1921 Helica de Leyat – $20 million

The 1921 Helica, made by French automobile manufacturer Marcel Leyat, has it all. It is an extremely old car, rare in that only 30 of the vehicles were ever manufactured, and is completely original and unique in its design and appearance. Built in France, the Helica was called “The plane without wings” by the newspapers of the day. Passengers in the car sat behind each other as in an aircraft, and the car was steered using the rear wheels. And, this automobile was not powered by a conventional engine turning the wheels, but rather by a giant propeller similar to those found on an airplane. The body of the vehicle was made of plywood, and weighed a light 550 pounds. The lightweight configuration made the Helica dangerously fast, as it could reach a top speed of 106 miles per hour—mind-boggling at the time. A true experimentalist, Marcel Leyat continued experimenting with the Helica throughout the 1920s, adding propellers with two and four blades and adjusting the engine several times. However, owing to its unconventional style and breakneck speed, only 30 of these vehicles were sold between 1919 and 1925. Today, the remaining ones are in the hands of private collectors and rarely come up for sale. But it is estimated that an original model in decent shape would sell for more than $20 million.

1. Rolls-Royce 15 hp – $35 million

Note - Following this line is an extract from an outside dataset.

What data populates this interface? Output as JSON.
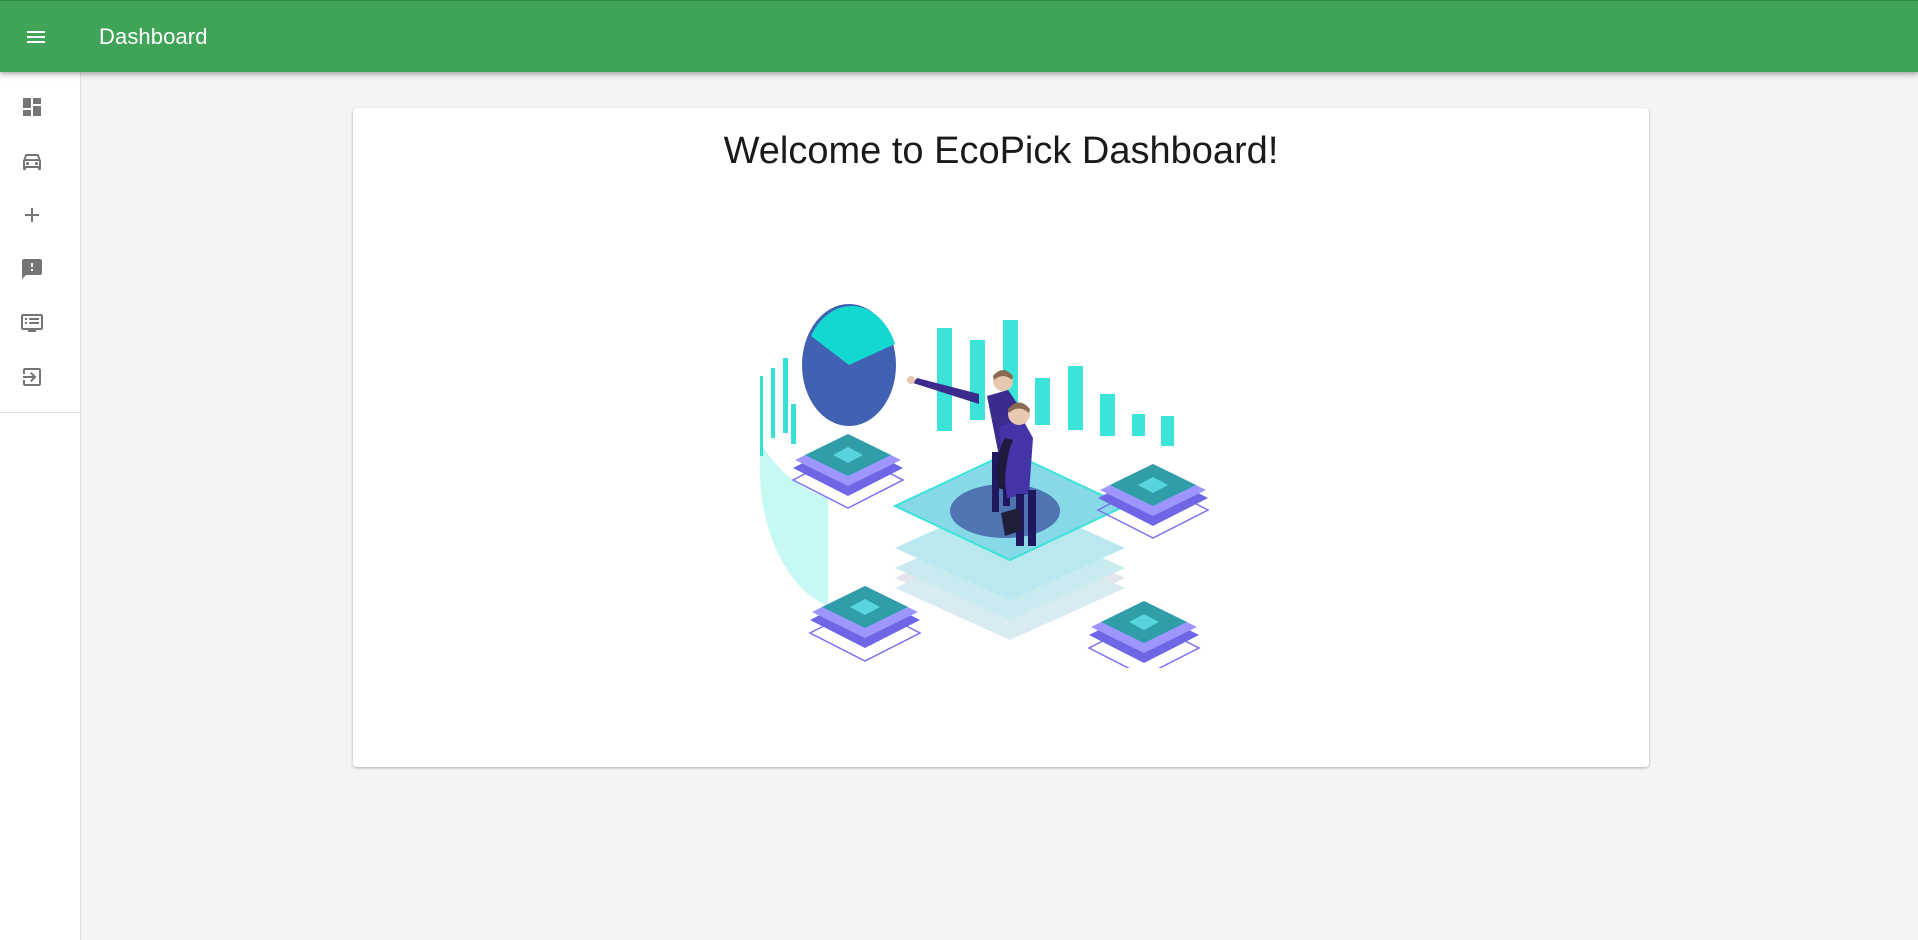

The Rolls-Royce 15 hp was the first model of car produced by Charles Rolls and Henry Royce in Manchester, England, in 1904. A total of six Rolls-Royce 15 hp were made and only one is known to still exist—making it one of the oldest and rarest cars on the planet. The name of the car simply refers to the engine’s horsepower (15), which was a lot for the period but quite weak by today’s standards. Boasting a three cylinder engine and a top speed of 39 miles per hour, the first Rolls-Royce debuted at the Paris Salon in December 1904 and gave birth to a legendary car company that is today synonymous with luxury vehicles. The lone remaining Rolls-Royce 15 hp can be seen touring the world in car museums and at automotive shows. It is hard to estimate its worth, but insurance companies have appraised its replacement value at $35 million. Rare indeed!